[Recorded information Boundary: Start]
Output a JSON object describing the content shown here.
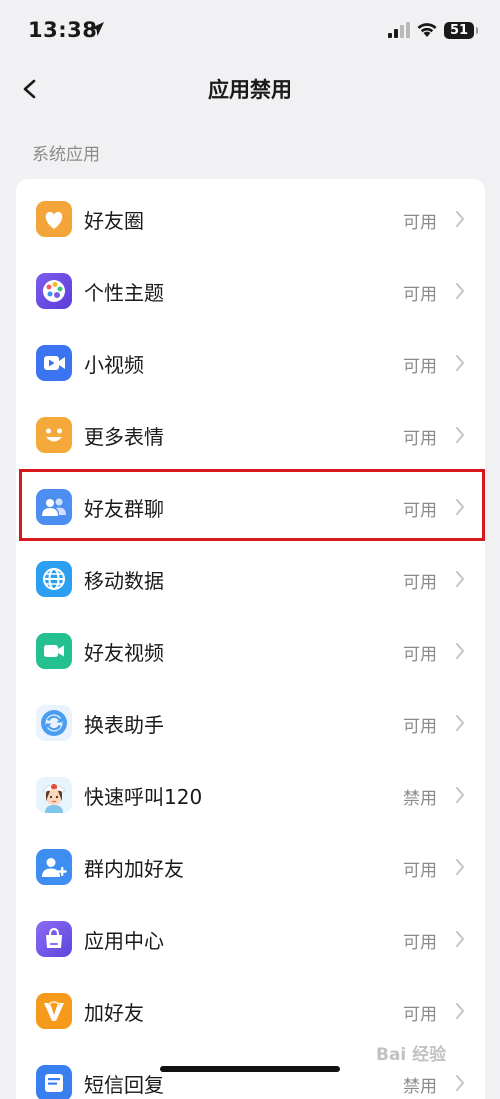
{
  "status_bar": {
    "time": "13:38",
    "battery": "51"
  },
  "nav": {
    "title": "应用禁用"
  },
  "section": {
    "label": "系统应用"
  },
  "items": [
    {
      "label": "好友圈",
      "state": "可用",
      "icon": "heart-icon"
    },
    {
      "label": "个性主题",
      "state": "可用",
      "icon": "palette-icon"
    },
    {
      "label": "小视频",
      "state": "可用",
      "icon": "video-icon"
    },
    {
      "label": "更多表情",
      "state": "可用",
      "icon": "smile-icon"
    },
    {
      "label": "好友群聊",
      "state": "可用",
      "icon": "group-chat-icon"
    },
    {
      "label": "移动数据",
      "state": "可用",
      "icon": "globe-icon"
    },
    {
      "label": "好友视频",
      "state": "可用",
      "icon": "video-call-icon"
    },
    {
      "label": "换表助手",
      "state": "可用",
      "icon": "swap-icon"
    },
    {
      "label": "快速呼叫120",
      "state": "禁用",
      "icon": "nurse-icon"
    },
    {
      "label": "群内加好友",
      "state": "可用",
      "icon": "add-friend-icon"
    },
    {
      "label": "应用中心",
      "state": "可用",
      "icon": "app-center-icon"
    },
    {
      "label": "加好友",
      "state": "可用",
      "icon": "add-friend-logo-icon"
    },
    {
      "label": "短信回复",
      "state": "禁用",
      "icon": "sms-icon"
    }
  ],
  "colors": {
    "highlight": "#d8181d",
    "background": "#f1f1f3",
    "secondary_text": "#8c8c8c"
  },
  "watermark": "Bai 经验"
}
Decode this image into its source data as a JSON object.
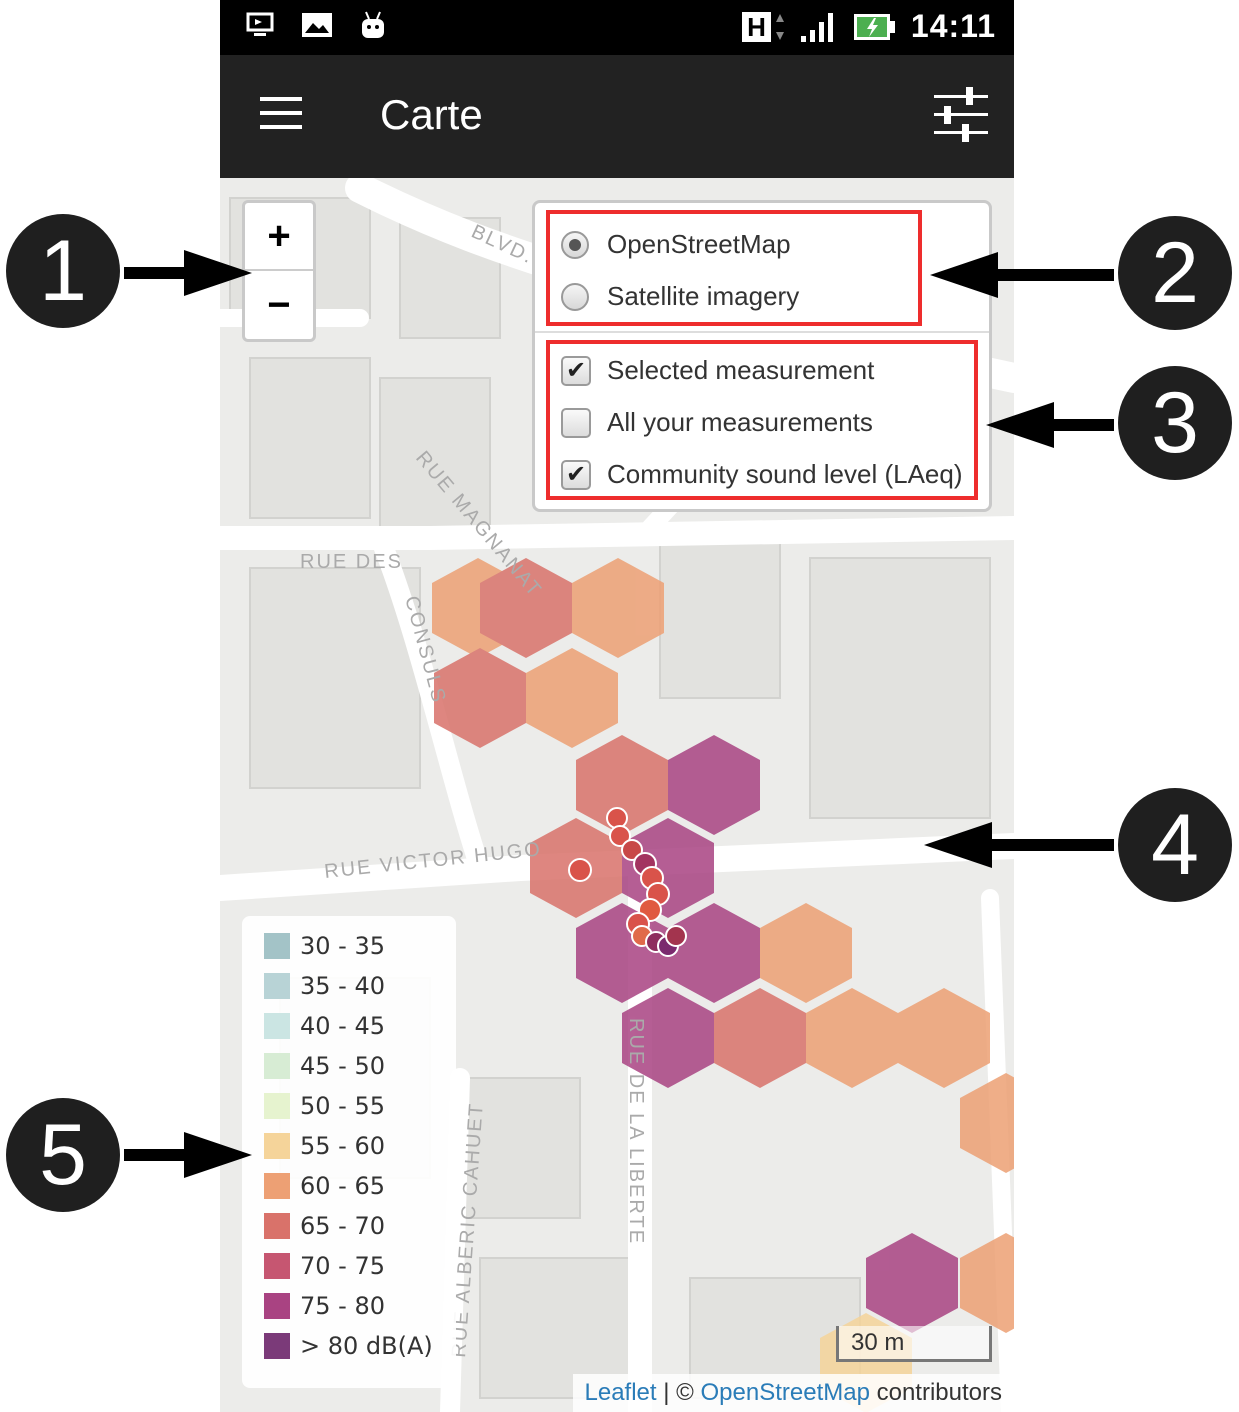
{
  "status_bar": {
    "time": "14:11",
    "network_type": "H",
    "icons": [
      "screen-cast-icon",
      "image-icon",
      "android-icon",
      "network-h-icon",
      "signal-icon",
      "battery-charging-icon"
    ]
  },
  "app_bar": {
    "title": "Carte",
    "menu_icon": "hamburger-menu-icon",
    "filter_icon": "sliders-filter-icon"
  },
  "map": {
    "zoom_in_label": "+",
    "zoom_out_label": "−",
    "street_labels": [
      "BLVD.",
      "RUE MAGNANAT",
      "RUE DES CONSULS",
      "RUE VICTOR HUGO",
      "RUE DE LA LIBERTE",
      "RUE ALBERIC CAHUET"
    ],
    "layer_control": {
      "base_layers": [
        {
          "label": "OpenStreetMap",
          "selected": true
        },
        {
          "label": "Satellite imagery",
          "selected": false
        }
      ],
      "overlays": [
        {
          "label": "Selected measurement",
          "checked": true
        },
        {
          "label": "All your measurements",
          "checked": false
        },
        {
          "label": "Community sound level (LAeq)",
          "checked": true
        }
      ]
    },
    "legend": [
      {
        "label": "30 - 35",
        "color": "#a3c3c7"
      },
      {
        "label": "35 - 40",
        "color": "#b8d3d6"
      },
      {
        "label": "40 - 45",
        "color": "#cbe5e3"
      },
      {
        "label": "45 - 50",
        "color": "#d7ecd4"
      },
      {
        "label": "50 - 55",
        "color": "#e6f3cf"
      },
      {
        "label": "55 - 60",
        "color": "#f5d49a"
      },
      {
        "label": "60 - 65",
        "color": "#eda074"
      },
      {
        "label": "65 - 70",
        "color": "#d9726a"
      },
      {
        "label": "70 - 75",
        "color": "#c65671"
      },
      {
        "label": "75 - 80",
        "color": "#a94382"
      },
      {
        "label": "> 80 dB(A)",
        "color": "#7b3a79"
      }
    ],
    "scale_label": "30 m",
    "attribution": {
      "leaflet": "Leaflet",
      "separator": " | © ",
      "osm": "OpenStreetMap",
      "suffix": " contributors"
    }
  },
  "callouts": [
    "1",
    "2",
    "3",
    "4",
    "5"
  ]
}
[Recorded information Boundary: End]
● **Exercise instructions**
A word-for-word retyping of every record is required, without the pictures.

● **Your response**
Output a JSON object describing the content shown here.
{
  "status_bar": {
    "time": "13:38",
    "battery": "51"
  },
  "nav": {
    "title": "应用禁用"
  },
  "section": {
    "label": "系统应用"
  },
  "items": [
    {
      "label": "好友圈",
      "state": "可用",
      "icon": "heart-icon"
    },
    {
      "label": "个性主题",
      "state": "可用",
      "icon": "palette-icon"
    },
    {
      "label": "小视频",
      "state": "可用",
      "icon": "video-icon"
    },
    {
      "label": "更多表情",
      "state": "可用",
      "icon": "smile-icon"
    },
    {
      "label": "好友群聊",
      "state": "可用",
      "icon": "group-chat-icon"
    },
    {
      "label": "移动数据",
      "state": "可用",
      "icon": "globe-icon"
    },
    {
      "label": "好友视频",
      "state": "可用",
      "icon": "video-call-icon"
    },
    {
      "label": "换表助手",
      "state": "可用",
      "icon": "swap-icon"
    },
    {
      "label": "快速呼叫120",
      "state": "禁用",
      "icon": "nurse-icon"
    },
    {
      "label": "群内加好友",
      "state": "可用",
      "icon": "add-friend-icon"
    },
    {
      "label": "应用中心",
      "state": "可用",
      "icon": "app-center-icon"
    },
    {
      "label": "加好友",
      "state": "可用",
      "icon": "add-friend-logo-icon"
    },
    {
      "label": "短信回复",
      "state": "禁用",
      "icon": "sms-icon"
    }
  ],
  "colors": {
    "highlight": "#d8181d",
    "background": "#f1f1f3",
    "secondary_text": "#8c8c8c"
  },
  "watermark": "Bai 经验"
}
Decode this image into its source data as a JSON object.
{
  "status_bar": {
    "time": "14:11",
    "network_type": "H",
    "icons": [
      "screen-cast-icon",
      "image-icon",
      "android-icon",
      "network-h-icon",
      "signal-icon",
      "battery-charging-icon"
    ]
  },
  "app_bar": {
    "title": "Carte",
    "menu_icon": "hamburger-menu-icon",
    "filter_icon": "sliders-filter-icon"
  },
  "map": {
    "zoom_in_label": "+",
    "zoom_out_label": "−",
    "street_labels": [
      "BLVD.",
      "RUE MAGNANAT",
      "RUE DES CONSULS",
      "RUE VICTOR HUGO",
      "RUE DE LA LIBERTE",
      "RUE ALBERIC CAHUET"
    ],
    "layer_control": {
      "base_layers": [
        {
          "label": "OpenStreetMap",
          "selected": true
        },
        {
          "label": "Satellite imagery",
          "selected": false
        }
      ],
      "overlays": [
        {
          "label": "Selected measurement",
          "checked": true
        },
        {
          "label": "All your measurements",
          "checked": false
        },
        {
          "label": "Community sound level (LAeq)",
          "checked": true
        }
      ]
    },
    "legend": [
      {
        "label": "30 - 35",
        "color": "#a3c3c7"
      },
      {
        "label": "35 - 40",
        "color": "#b8d3d6"
      },
      {
        "label": "40 - 45",
        "color": "#cbe5e3"
      },
      {
        "label": "45 - 50",
        "color": "#d7ecd4"
      },
      {
        "label": "50 - 55",
        "color": "#e6f3cf"
      },
      {
        "label": "55 - 60",
        "color": "#f5d49a"
      },
      {
        "label": "60 - 65",
        "color": "#eda074"
      },
      {
        "label": "65 - 70",
        "color": "#d9726a"
      },
      {
        "label": "70 - 75",
        "color": "#c65671"
      },
      {
        "label": "75 - 80",
        "color": "#a94382"
      },
      {
        "label": "> 80 dB(A)",
        "color": "#7b3a79"
      }
    ],
    "scale_label": "30 m",
    "attribution": {
      "leaflet": "Leaflet",
      "separator": " | © ",
      "osm": "OpenStreetMap",
      "suffix": " contributors"
    }
  },
  "callouts": [
    "1",
    "2",
    "3",
    "4",
    "5"
  ]
}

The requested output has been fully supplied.